*** LISTED ENTRIES ***

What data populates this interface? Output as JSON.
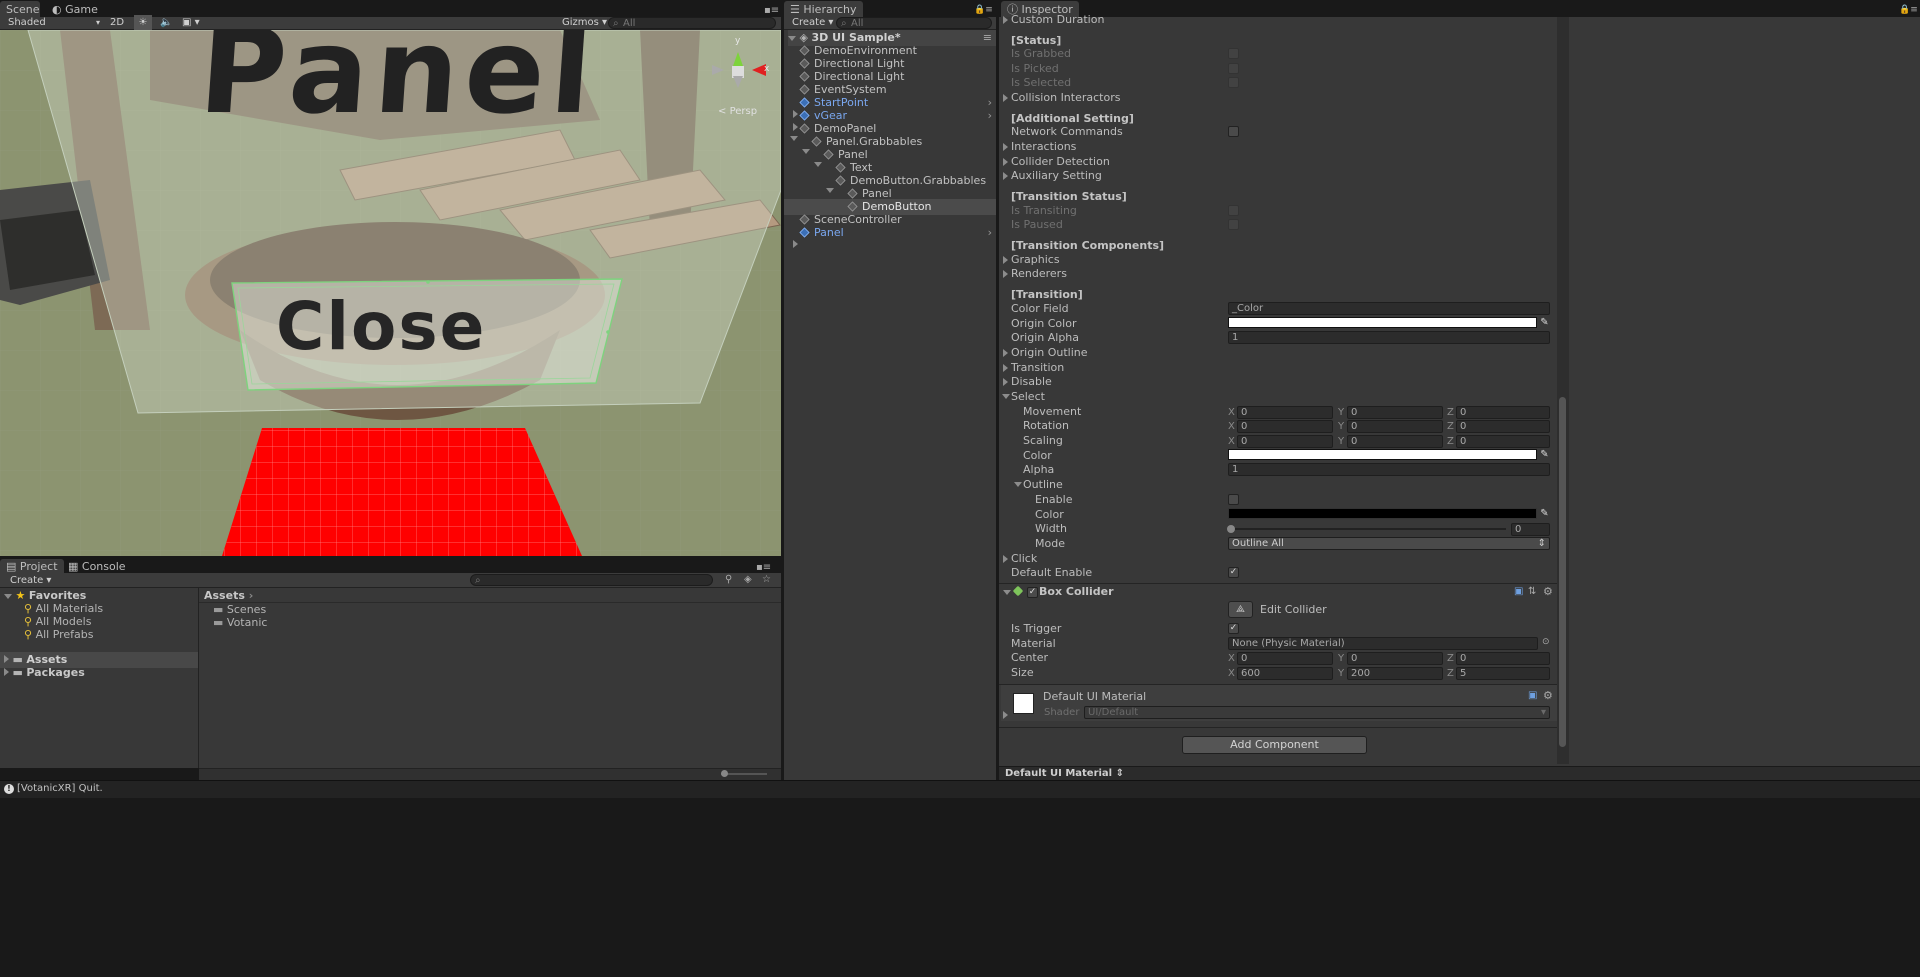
{
  "scene_tabs": {
    "scene": "Scene",
    "game": "Game"
  },
  "scene_toolbar": {
    "shading": "Shaded",
    "mode2d": "2D",
    "gizmos": "Gizmos",
    "search_placeholder": "All"
  },
  "viewport": {
    "panel_title": "Panel",
    "button_label": "Close",
    "persp": "Persp",
    "gizmo_axis_y": "y",
    "gizmo_axis_x": "x"
  },
  "hierarchy": {
    "tab": "Hierarchy",
    "create": "Create",
    "search_placeholder": "All",
    "scene_name": "3D UI Sample*",
    "items": [
      {
        "label": "DemoEnvironment",
        "prefab": false
      },
      {
        "label": "Directional Light",
        "prefab": false
      },
      {
        "label": "Directional Light",
        "prefab": false
      },
      {
        "label": "EventSystem",
        "prefab": false
      },
      {
        "label": "StartPoint",
        "prefab": true
      },
      {
        "label": "vGear",
        "prefab": true
      },
      {
        "label": "DemoPanel",
        "prefab": false
      },
      {
        "label": "Panel.Grabbables",
        "prefab": false
      },
      {
        "label": "Panel",
        "prefab": false
      },
      {
        "label": "Text",
        "prefab": false
      },
      {
        "label": "DemoButton.Grabbables",
        "prefab": false
      },
      {
        "label": "Panel",
        "prefab": false
      },
      {
        "label": "DemoButton",
        "prefab": false,
        "selected": true
      },
      {
        "label": "SceneController",
        "prefab": false
      },
      {
        "label": "Panel",
        "prefab": true
      }
    ]
  },
  "project": {
    "tabs": {
      "project": "Project",
      "console": "Console"
    },
    "create": "Create",
    "favorites": "Favorites",
    "favorite_items": [
      "All Materials",
      "All Models",
      "All Prefabs"
    ],
    "roots": [
      "Assets",
      "Packages"
    ],
    "breadcrumb": "Assets",
    "folders": [
      "Scenes",
      "Votanic"
    ]
  },
  "inspector": {
    "tab": "Inspector",
    "custom_duration": "Custom Duration",
    "status_header": "[Status]",
    "status": {
      "grabbed": "Is Grabbed",
      "picked": "Is Picked",
      "selected": "Is Selected",
      "collision": "Collision Interactors"
    },
    "additional_header": "[Additional Setting]",
    "additional": {
      "network": "Network Commands",
      "interactions": "Interactions",
      "collider_detection": "Collider Detection",
      "auxiliary": "Auxiliary Setting"
    },
    "transition_status_header": "[Transition Status]",
    "transition_status": {
      "transiting": "Is Transiting",
      "paused": "Is Paused"
    },
    "transition_components_header": "[Transition Components]",
    "transition_components": {
      "graphics": "Graphics",
      "renderers": "Renderers"
    },
    "transition_header": "[Transition]",
    "transition": {
      "color_field": "Color Field",
      "color_field_value": "_Color",
      "origin_color": "Origin Color",
      "origin_alpha": "Origin Alpha",
      "origin_alpha_value": "1",
      "origin_outline": "Origin Outline",
      "transition": "Transition",
      "disable": "Disable",
      "select": "Select",
      "movement": "Movement",
      "rotation": "Rotation",
      "scaling": "Scaling",
      "vec_zero": "0",
      "x": "X",
      "y": "Y",
      "z": "Z",
      "color": "Color",
      "alpha": "Alpha",
      "alpha_value": "1",
      "outline": "Outline",
      "enable": "Enable",
      "outline_color": "Color",
      "width": "Width",
      "width_value": "0",
      "mode": "Mode",
      "mode_value": "Outline All",
      "click": "Click",
      "default_enable": "Default Enable"
    },
    "box_collider": {
      "title": "Box Collider",
      "edit_collider": "Edit Collider",
      "is_trigger": "Is Trigger",
      "material": "Material",
      "material_value": "None (Physic Material)",
      "center": "Center",
      "center_x": "0",
      "center_y": "0",
      "center_z": "0",
      "size": "Size",
      "size_x": "600",
      "size_y": "200",
      "size_z": "5"
    },
    "material": {
      "name": "Default UI Material",
      "shader_label": "Shader",
      "shader_value": "UI/Default"
    },
    "add_component": "Add Component",
    "footer_label": "Default UI Material"
  },
  "status_bar": {
    "message": "[VotanicXR] Quit."
  },
  "colors": {
    "bg": "#383838",
    "selection": "#3e5f96",
    "prefab_blue": "#7aa7ef",
    "red_floor": "#ff0000"
  }
}
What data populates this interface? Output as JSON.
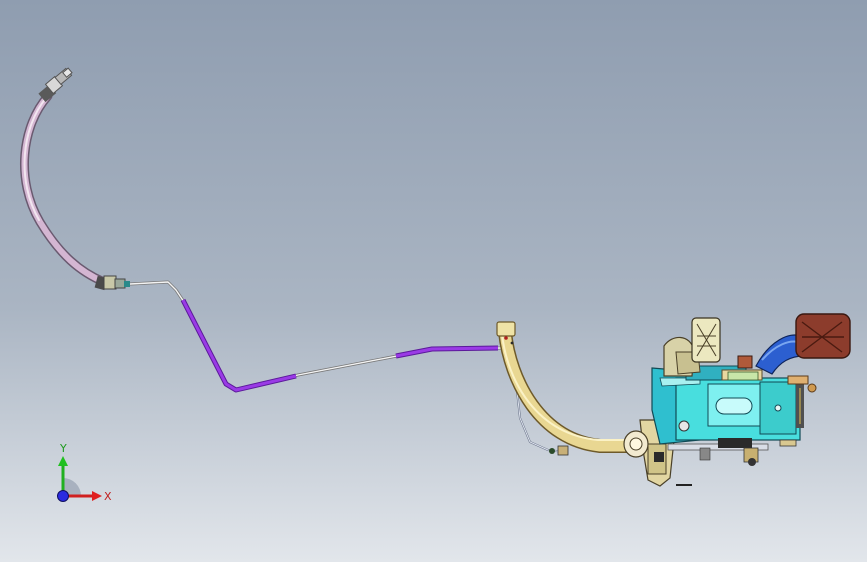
{
  "viewport": {
    "background_top": "#8f9db0",
    "background_bottom": "#e2e6eb"
  },
  "model": {
    "parts": [
      "hose-fitting",
      "flexible-hose",
      "hose-coupling",
      "brake-line",
      "line-sleeve",
      "bent-tube",
      "return-line",
      "pedal-box",
      "clutch-pedal",
      "brake-pedal",
      "master-cylinder",
      "pivot-bolt"
    ],
    "colors": {
      "hose": "#c8a8c8",
      "sleeve": "#8a2ad6",
      "bent_tube": "#e8d58a",
      "pedal_box": "#40d8d8",
      "brake_pedal_arm": "#2c5fd0",
      "pedal_pad": "#8a3a2a",
      "bracket": "#d8d8a8"
    }
  },
  "triad": {
    "x_label": "X",
    "y_label": "Y",
    "x_color": "#e02020",
    "y_color": "#20c020",
    "z_color": "#2020e0"
  }
}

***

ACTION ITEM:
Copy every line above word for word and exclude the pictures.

SOLUTION FOR THIS TASK:
What data populates this interface? Output as JSON.
{
  "scene_tabs": {
    "scene": "Scene",
    "game": "Game"
  },
  "scene_toolbar": {
    "shading": "Shaded",
    "mode2d": "2D",
    "gizmos": "Gizmos",
    "search_placeholder": "All"
  },
  "viewport": {
    "panel_title": "Panel",
    "button_label": "Close",
    "persp": "Persp",
    "gizmo_axis_y": "y",
    "gizmo_axis_x": "x"
  },
  "hierarchy": {
    "tab": "Hierarchy",
    "create": "Create",
    "search_placeholder": "All",
    "scene_name": "3D UI Sample*",
    "items": [
      {
        "label": "DemoEnvironment",
        "prefab": false
      },
      {
        "label": "Directional Light",
        "prefab": false
      },
      {
        "label": "Directional Light",
        "prefab": false
      },
      {
        "label": "EventSystem",
        "prefab": false
      },
      {
        "label": "StartPoint",
        "prefab": true
      },
      {
        "label": "vGear",
        "prefab": true
      },
      {
        "label": "DemoPanel",
        "prefab": false
      },
      {
        "label": "Panel.Grabbables",
        "prefab": false
      },
      {
        "label": "Panel",
        "prefab": false
      },
      {
        "label": "Text",
        "prefab": false
      },
      {
        "label": "DemoButton.Grabbables",
        "prefab": false
      },
      {
        "label": "Panel",
        "prefab": false
      },
      {
        "label": "DemoButton",
        "prefab": false,
        "selected": true
      },
      {
        "label": "SceneController",
        "prefab": false
      },
      {
        "label": "Panel",
        "prefab": true
      }
    ]
  },
  "project": {
    "tabs": {
      "project": "Project",
      "console": "Console"
    },
    "create": "Create",
    "favorites": "Favorites",
    "favorite_items": [
      "All Materials",
      "All Models",
      "All Prefabs"
    ],
    "roots": [
      "Assets",
      "Packages"
    ],
    "breadcrumb": "Assets",
    "folders": [
      "Scenes",
      "Votanic"
    ]
  },
  "inspector": {
    "tab": "Inspector",
    "custom_duration": "Custom Duration",
    "status_header": "[Status]",
    "status": {
      "grabbed": "Is Grabbed",
      "picked": "Is Picked",
      "selected": "Is Selected",
      "collision": "Collision Interactors"
    },
    "additional_header": "[Additional Setting]",
    "additional": {
      "network": "Network Commands",
      "interactions": "Interactions",
      "collider_detection": "Collider Detection",
      "auxiliary": "Auxiliary Setting"
    },
    "transition_status_header": "[Transition Status]",
    "transition_status": {
      "transiting": "Is Transiting",
      "paused": "Is Paused"
    },
    "transition_components_header": "[Transition Components]",
    "transition_components": {
      "graphics": "Graphics",
      "renderers": "Renderers"
    },
    "transition_header": "[Transition]",
    "transition": {
      "color_field": "Color Field",
      "color_field_value": "_Color",
      "origin_color": "Origin Color",
      "origin_alpha": "Origin Alpha",
      "origin_alpha_value": "1",
      "origin_outline": "Origin Outline",
      "transition": "Transition",
      "disable": "Disable",
      "select": "Select",
      "movement": "Movement",
      "rotation": "Rotation",
      "scaling": "Scaling",
      "vec_zero": "0",
      "x": "X",
      "y": "Y",
      "z": "Z",
      "color": "Color",
      "alpha": "Alpha",
      "alpha_value": "1",
      "outline": "Outline",
      "enable": "Enable",
      "outline_color": "Color",
      "width": "Width",
      "width_value": "0",
      "mode": "Mode",
      "mode_value": "Outline All",
      "click": "Click",
      "default_enable": "Default Enable"
    },
    "box_collider": {
      "title": "Box Collider",
      "edit_collider": "Edit Collider",
      "is_trigger": "Is Trigger",
      "material": "Material",
      "material_value": "None (Physic Material)",
      "center": "Center",
      "center_x": "0",
      "center_y": "0",
      "center_z": "0",
      "size": "Size",
      "size_x": "600",
      "size_y": "200",
      "size_z": "5"
    },
    "material": {
      "name": "Default UI Material",
      "shader_label": "Shader",
      "shader_value": "UI/Default"
    },
    "add_component": "Add Component",
    "footer_label": "Default UI Material"
  },
  "status_bar": {
    "message": "[VotanicXR] Quit."
  },
  "colors": {
    "bg": "#383838",
    "selection": "#3e5f96",
    "prefab_blue": "#7aa7ef",
    "red_floor": "#ff0000"
  }
}
What data populates this interface? Output as JSON.
{
  "viewport": {
    "background_top": "#8f9db0",
    "background_bottom": "#e2e6eb"
  },
  "model": {
    "parts": [
      "hose-fitting",
      "flexible-hose",
      "hose-coupling",
      "brake-line",
      "line-sleeve",
      "bent-tube",
      "return-line",
      "pedal-box",
      "clutch-pedal",
      "brake-pedal",
      "master-cylinder",
      "pivot-bolt"
    ],
    "colors": {
      "hose": "#c8a8c8",
      "sleeve": "#8a2ad6",
      "bent_tube": "#e8d58a",
      "pedal_box": "#40d8d8",
      "brake_pedal_arm": "#2c5fd0",
      "pedal_pad": "#8a3a2a",
      "bracket": "#d8d8a8"
    }
  },
  "triad": {
    "x_label": "X",
    "y_label": "Y",
    "x_color": "#e02020",
    "y_color": "#20c020",
    "z_color": "#2020e0"
  }
}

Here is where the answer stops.